Some people revere Confucius and quote his wise words to shape their lives. Growing up, we quoted the immortal advice of my great-grandmother: “Don’t pick at it.”
These days in our house, we quote the wisdom of Mrs Tania. Tania is my son Jackson’s teacher at school, and I hope someday we’ll be best friends who drink wine together. Jackson adores her, and for the last few months has come home parroting her oft-used teaching phrases.
“Mrs Tania says…” is the start of at least one conversation every day, and I can’t get enough. She has children a little older than mine and survives five days a week in a classroom with twenty-two three-year-olds, so she’s basically a magical unicorn. Any thoughts she’s willing to share, I’m all ears.
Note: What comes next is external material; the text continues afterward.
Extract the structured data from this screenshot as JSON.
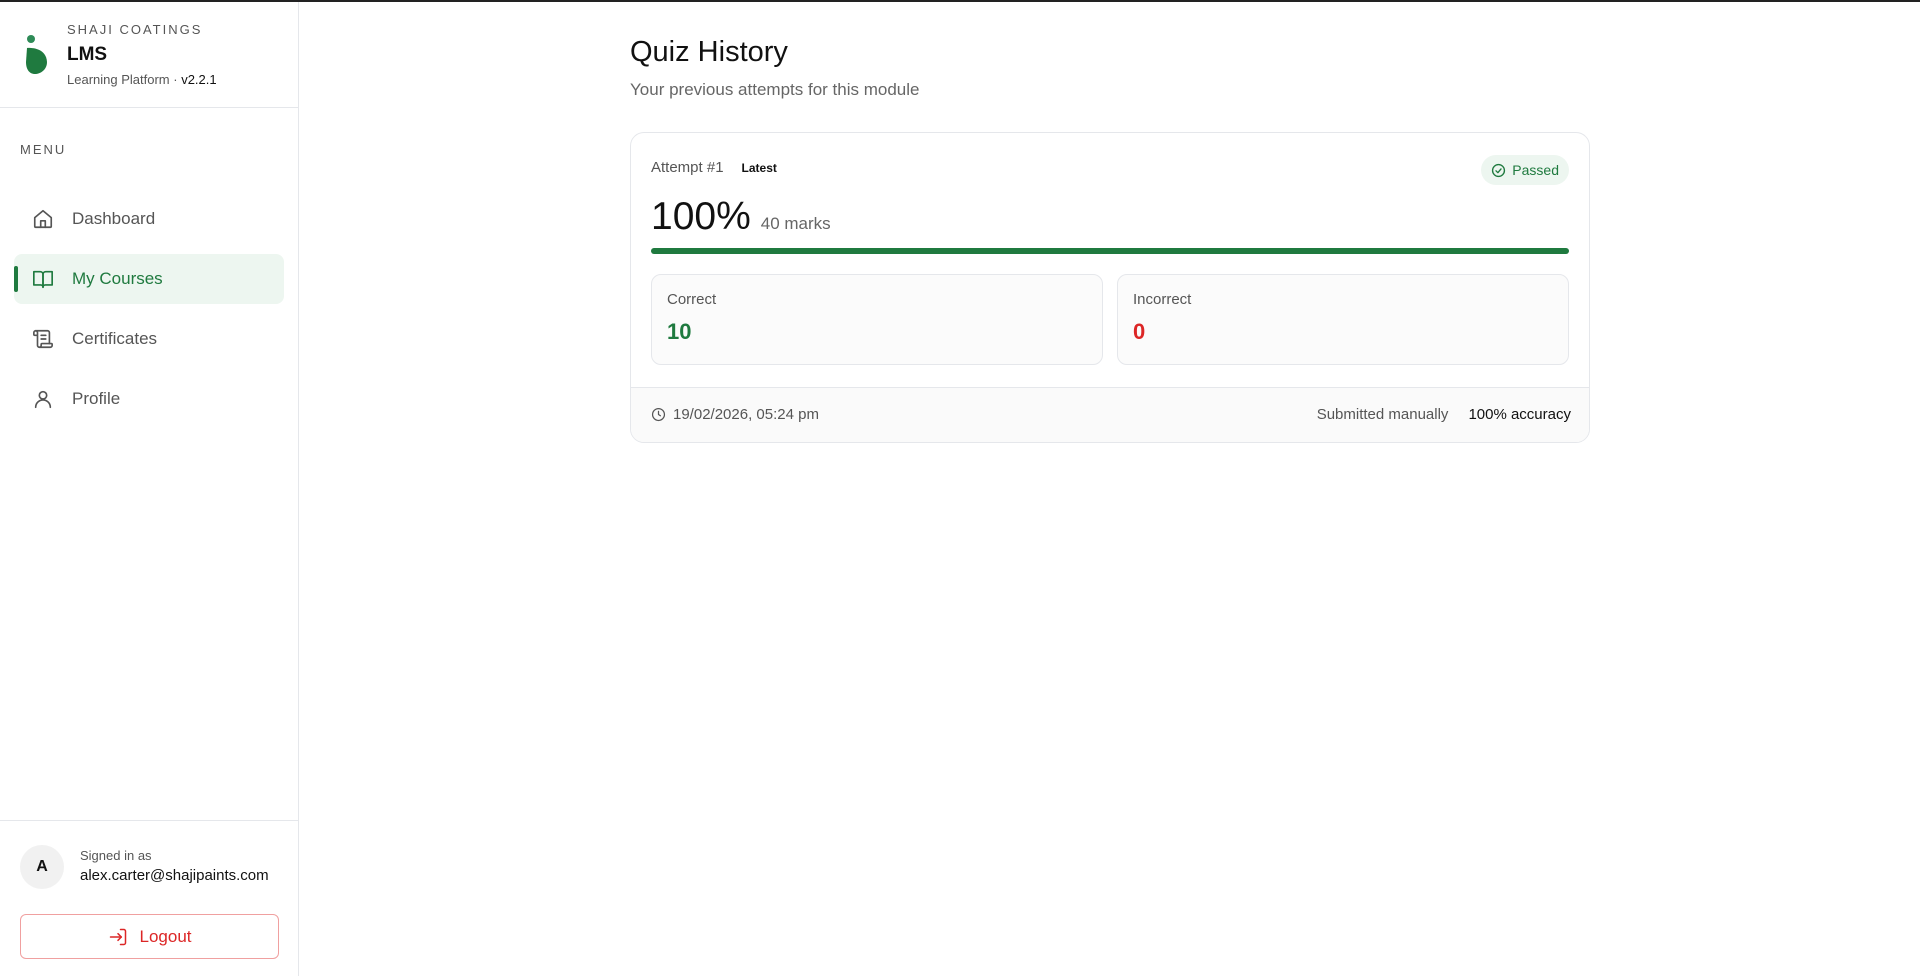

Mrs Tania says, for example, “We don’t hit our friends.” Coming from Mommy, it gets an eye-roll. Coming from Mrs Tania, it’s law. When the kids started playing with pretend weapons at school, she said, “Only the police use guns to keep us safe.” When you’re a little boy without hips and your pants refuse to stay up, you’re “showing crackers”. Other gems include we pull up our pants after we potty and everyone eats their own snack, both of which I find to be concise and informative.
Sometimes Jackson repeats silly things she’s said, like when she catches a kid messing around when they should be napping she says, “Oooh mamamamama get back in your cot!” so, you know, that’s not terribly useful to me, but it’s kind of funny that Jackson repeats it.
My favorite Mrs Taniaism was born of a Popsicle riot, when the kids started complaining about the color of free ice pop they’d been given on a special occasion. Mrs Tania commanded the room and said, “You get what you get and you don’t get upset.” I recently confessed that Jackson had been sharing her sayings with us at home, and I planned to get this one tattooed somewhere on my body where Jackson can see it at all times. He thought her catchphrase was hilarious, and so I tried it out on him when he was complaining the next day, and it worked. I assume because it still reminds him of his beloved teacher, and not that the phrase has magical powers, but I don’t care. It’s mine now.
You get what you get and you don’t get upset.
Isn’t that just the best? It’s advice for life, really. It’s the new “when life gives you lemons, make lemonade.” There are a lot of adults who could stand to hear this shouted at them in an authoritative teacher voice.
Mrs Tania is gentle and kind, and Jackson has never repeated anything she’s said that I didn’t totally agree with. He has started quoting me to her, but I often suffer in the translation. She used a Spanish word for underwear when helping him get dressed, and he informed her that his mommy says we don’t wear (insert hip Spanish word), we wear underwear. So now I sound like a racist. If she would teach me the words, I would use them at home, but I am Spanish-impaired.
My husband has also suffered. One weekend he had to go in to the office and copy some documents for court and brought Jackson along, and Jackson then told us Daddy makes copies all day. So Daddy sat him down and told him he makes sure the bad guys stay in jail to keep America safe, and then Jackson told Mrs Tania his father was in jail. Robby has actually dropped the kids off and picked them up on occasion, so Mrs Tania seemed fairly confident my husband was not incarcerated, but I thought that was pretty hysterical. I tried to explain what had happened, but I couldn’t stop laughing.